World Bee Day, 2022

I just saw Eliza’s post about World Bee Day, so felt compelled to post something before this day goes by unnoticed. Like Eliza, I ask all gardeners please not to use chemicals to get rid of weeds or pests. There is almost always a kinder alternative that will not harm pollinators.

This is my Peony ‘Claire de lune’ which opened yesterday, with a bee in her ruffles. 😃

 

In a Vase on Monday: Cheery Tulips and House Martins

This morning, as I was emptying the dishwasher first thing, I noticed the sparrows in the yard (they nest in the garage roof each year) were making even more of a din than usual. When I looked out I immediately knew why…. the house martins are back!

I can’t describe how happy that makes me, except to say that I opened the window with tears in my eyes and a broad grin on my face and called ‘Welcome Back!’ to them as they swooped up and down and around. 😃

Two flew up to the eaves a few times and another two followed. These are the first arrivals and they will wait for the others before moving back in and repairing or rebuilding their nests.
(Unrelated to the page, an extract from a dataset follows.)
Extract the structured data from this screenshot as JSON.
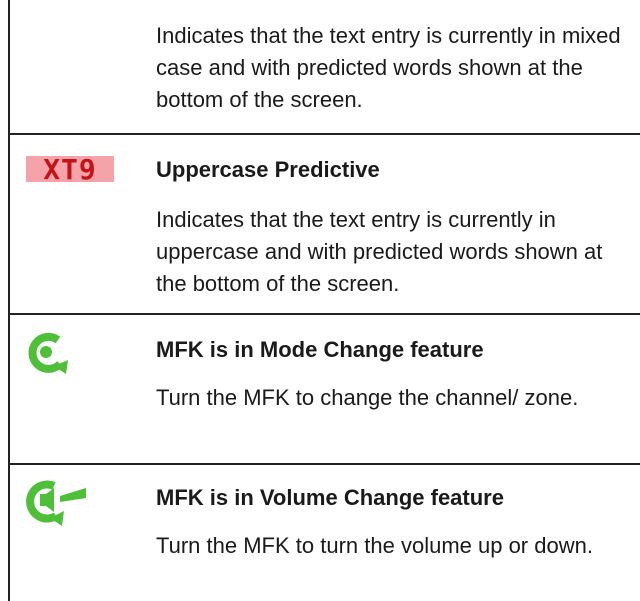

I find it a small wonder that these tiny creatures manage to fly the thousands of kilometres from North Africa and then find their way back to where they nested last year, to us. 😊 Here is a link to a short video I made of them all a couple of summers ago:

Wordless Wednesday: House Martins

 

Now to my vase… some lovely spring colours, with tulips, cowslips, narcissi and fennel.

As usual I am joining Cathy at Rambling in the Garden for her Monday meme, where she invites us to share a vase of materials from our gardens. It’s a great way of keeping records of what was flowering when, as well as making the most of my flowers when it is too chilly to be outdoors.

The Actaea narcissi are so distinctive and that ‘eye’ goes perfectly with the Apricot Emperor tulips. They grow next to each other in the Herb Bed, by pure chance! 😉 A yellow one planted out from old pots was thrown in, along with the Narcissi ‘Cheerfulness’ and ‘Yellow Cheerfulness’, also growing in the Herb Bed. The feathery fennel foliage is more or less the only foliage I have in abundance as yet, and I love the airy result.

I used my Forsythia vase, which hadn’t been aired for a long time.

Many thanks to Cathy for hosting. And thank you for reading.

Have a great week, and happy gardening!

🌷🌷🌷

 

Uprooted (well, almost!)

We live on an exposed hillside, and when it is windy, it is really windy. All my planting decisions take this into account… usually. But for some reason I didn’t apply this to the annual sunflowers in The ‘Edge. They all have large buds already and were looking so good and sturdy earlier this week…

 

About 20 sunflowers and Tithonia are planted between the shrubs and perennials in The ‘Edge.

Well, one night we had yet another thunderstorm, but accompanied by extremely strong winds…. I spent a good hour the following morning rescuing and staking them all! With all the rain we have had the ground is so soft that they were almost uprooted. Luckily the stems were thick enough and I could save them all by stamping them back into the ground and putting in sturdy tomato canes and bamboo canes to help them stay upright.

They looked much better a day or two later. I am looking forward to seeing them in bloom. 😃 Do you stake your sunflowers?

I hope that the wind will stay at bay for a while, but the weather patterns seem set for the summer… heat and humidity, then thunderstorms with wind and rain, then a couple of cooler days in between, repeat. 🙃

My title also refers to our new family member… Anouk. Rescued from living rough in a port in Greece she was brought to us last weekend to spend her retirement here.

This wasn’t actually planned, but we think it will work out. Poor Anouk is no doubt feeling uprooted too. But what’s worse is that she is petrified of thunderstorms. So she had a tough time the first few days and we are hoping there won’t be too many more rumbles of thunder this summer.

How is your summer developing? I have heard of heatwaves in the north west of the US and in Canada, and a rather chilly spell in the UK.

Whatever the weather, happy gardening!